Intel has introduced its preliminary Vanderpool virtualisation specifications to make it easier for users to run multiple operating systems on the same server hardware.
Users already have the ability to partition hard discs to run more than one operating system or greater numbers of applications, but the building and management of such systems is too tricky for most users. Vanderpool is designed to make it easier to achieve.
The preliminary Vanderpool Technology External Architecture Specifications (EAS) provide technology overviews and guidance to software developers who are designing virtualisation solutions for both Intel’s IA-32 and Itanium-based processor platforms.
While expected in Itanium-based platforms this year, Intel now also plans to offer Vanderpool technology in other future desktop processor and chipset products in 2005, a year earlier than previously planned.
Intel expects "broad" user take-up of such virtualisation solutions next year. Using Vanderpool type solutions, companies could create systems that run different operating systems and software for different tasks or legacy applications, said Intel.
Additionally, virtualisation can provide IT advantages through server consolidation, legacy migration and security benefits, it said.
William Swope, Intel corporate vice-president and co-general manager of the software and solutions group, said, "Our work with the software community around Vanderpool is an important step in helping to drive improvements to the reliability and resilience of enterprise servers, potentially reducing total cost of ownership, and enabling exciting future uses for the digital home and office."
More details of solutions based on Intel’s Vanderpool technology will be disclosed at the Intel Developer Forum in San Francisco on 1-3 March.

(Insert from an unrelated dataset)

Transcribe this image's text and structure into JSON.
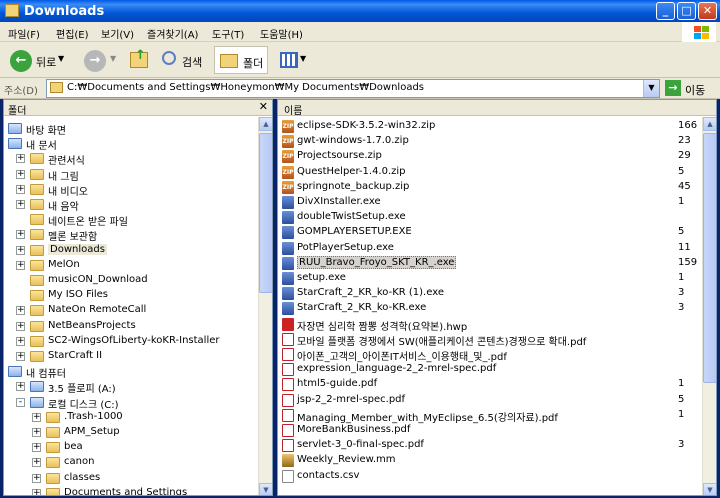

The Vanderpool specifications can be found at www.intel.com/technology/vt